(Data entries)
---------------

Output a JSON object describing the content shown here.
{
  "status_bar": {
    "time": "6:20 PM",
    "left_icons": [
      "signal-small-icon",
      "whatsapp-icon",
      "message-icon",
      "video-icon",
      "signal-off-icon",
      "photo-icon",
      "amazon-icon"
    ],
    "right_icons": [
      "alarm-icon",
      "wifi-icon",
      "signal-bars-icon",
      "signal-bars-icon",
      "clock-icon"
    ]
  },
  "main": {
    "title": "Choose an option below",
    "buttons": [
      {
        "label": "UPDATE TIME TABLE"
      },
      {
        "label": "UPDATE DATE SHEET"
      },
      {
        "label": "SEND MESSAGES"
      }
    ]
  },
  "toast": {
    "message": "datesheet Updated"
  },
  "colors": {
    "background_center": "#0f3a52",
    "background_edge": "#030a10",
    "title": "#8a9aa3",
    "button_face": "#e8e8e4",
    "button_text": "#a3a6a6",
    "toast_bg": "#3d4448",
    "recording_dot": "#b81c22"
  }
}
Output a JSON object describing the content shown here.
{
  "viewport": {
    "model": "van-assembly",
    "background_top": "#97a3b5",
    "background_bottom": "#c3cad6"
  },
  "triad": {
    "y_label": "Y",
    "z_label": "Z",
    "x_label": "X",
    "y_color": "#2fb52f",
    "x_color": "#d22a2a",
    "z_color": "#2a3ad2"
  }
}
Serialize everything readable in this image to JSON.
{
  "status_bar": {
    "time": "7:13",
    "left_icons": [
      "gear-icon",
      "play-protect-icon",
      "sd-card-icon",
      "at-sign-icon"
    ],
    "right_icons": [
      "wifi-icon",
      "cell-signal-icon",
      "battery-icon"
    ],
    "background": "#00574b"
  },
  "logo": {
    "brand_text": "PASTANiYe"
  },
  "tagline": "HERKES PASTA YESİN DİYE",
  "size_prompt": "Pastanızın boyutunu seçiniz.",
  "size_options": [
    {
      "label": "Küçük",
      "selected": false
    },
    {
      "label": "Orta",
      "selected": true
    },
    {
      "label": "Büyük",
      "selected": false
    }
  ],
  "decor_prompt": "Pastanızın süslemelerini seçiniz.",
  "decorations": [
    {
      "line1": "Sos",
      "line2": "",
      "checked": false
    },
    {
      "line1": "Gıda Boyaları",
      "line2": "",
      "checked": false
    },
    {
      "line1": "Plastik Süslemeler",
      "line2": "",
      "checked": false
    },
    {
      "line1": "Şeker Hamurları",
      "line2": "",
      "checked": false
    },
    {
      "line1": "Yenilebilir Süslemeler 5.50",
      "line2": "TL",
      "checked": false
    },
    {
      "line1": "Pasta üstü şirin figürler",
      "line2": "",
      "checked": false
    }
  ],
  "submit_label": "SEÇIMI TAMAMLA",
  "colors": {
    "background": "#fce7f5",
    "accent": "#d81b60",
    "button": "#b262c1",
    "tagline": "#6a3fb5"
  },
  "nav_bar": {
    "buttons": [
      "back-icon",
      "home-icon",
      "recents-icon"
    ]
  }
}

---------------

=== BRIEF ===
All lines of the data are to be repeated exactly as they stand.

=== SOLVED EXERCISE ===
Output a JSON object describing the content shown here.
{
  "status_bar": {
    "time": "6:20 PM",
    "left_icons": [
      "signal-small-icon",
      "whatsapp-icon",
      "message-icon",
      "video-icon",
      "signal-off-icon",
      "photo-icon",
      "amazon-icon"
    ],
    "right_icons": [
      "alarm-icon",
      "wifi-icon",
      "signal-bars-icon",
      "signal-bars-icon",
      "clock-icon"
    ]
  },
  "main": {
    "title": "Choose an option below",
    "buttons": [
      {
        "label": "UPDATE TIME TABLE"
      },
      {
        "label": "UPDATE DATE SHEET"
      },
      {
        "label": "SEND MESSAGES"
      }
    ]
  },
  "toast": {
    "message": "datesheet Updated"
  },
  "colors": {
    "background_center": "#0f3a52",
    "background_edge": "#030a10",
    "title": "#8a9aa3",
    "button_face": "#e8e8e4",
    "button_text": "#a3a6a6",
    "toast_bg": "#3d4448",
    "recording_dot": "#b81c22"
  }
}
Output a JSON object describing the content shown here.
{
  "viewport": {
    "model": "van-assembly",
    "background_top": "#97a3b5",
    "background_bottom": "#c3cad6"
  },
  "triad": {
    "y_label": "Y",
    "z_label": "Z",
    "x_label": "X",
    "y_color": "#2fb52f",
    "x_color": "#d22a2a",
    "z_color": "#2a3ad2"
  }
}
Serialize everything readable in this image to JSON.
{
  "status_bar": {
    "time": "7:13",
    "left_icons": [
      "gear-icon",
      "play-protect-icon",
      "sd-card-icon",
      "at-sign-icon"
    ],
    "right_icons": [
      "wifi-icon",
      "cell-signal-icon",
      "battery-icon"
    ],
    "background": "#00574b"
  },
  "logo": {
    "brand_text": "PASTANiYe"
  },
  "tagline": "HERKES PASTA YESİN DİYE",
  "size_prompt": "Pastanızın boyutunu seçiniz.",
  "size_options": [
    {
      "label": "Küçük",
      "selected": false
    },
    {
      "label": "Orta",
      "selected": true
    },
    {
      "label": "Büyük",
      "selected": false
    }
  ],
  "decor_prompt": "Pastanızın süslemelerini seçiniz.",
  "decorations": [
    {
      "line1": "Sos",
      "line2": "",
      "checked": false
    },
    {
      "line1": "Gıda Boyaları",
      "line2": "",
      "checked": false
    },
    {
      "line1": "Plastik Süslemeler",
      "line2": "",
      "checked": false
    },
    {
      "line1": "Şeker Hamurları",
      "line2": "",
      "checked": false
    },
    {
      "line1": "Yenilebilir Süslemeler 5.50",
      "line2": "TL",
      "checked": false
    },
    {
      "line1": "Pasta üstü şirin figürler",
      "line2": "",
      "checked": false
    }
  ],
  "submit_label": "SEÇIMI TAMAMLA",
  "colors": {
    "background": "#fce7f5",
    "accent": "#d81b60",
    "button": "#b262c1",
    "tagline": "#6a3fb5"
  },
  "nav_bar": {
    "buttons": [
      "back-icon",
      "home-icon",
      "recents-icon"
    ]
  }
}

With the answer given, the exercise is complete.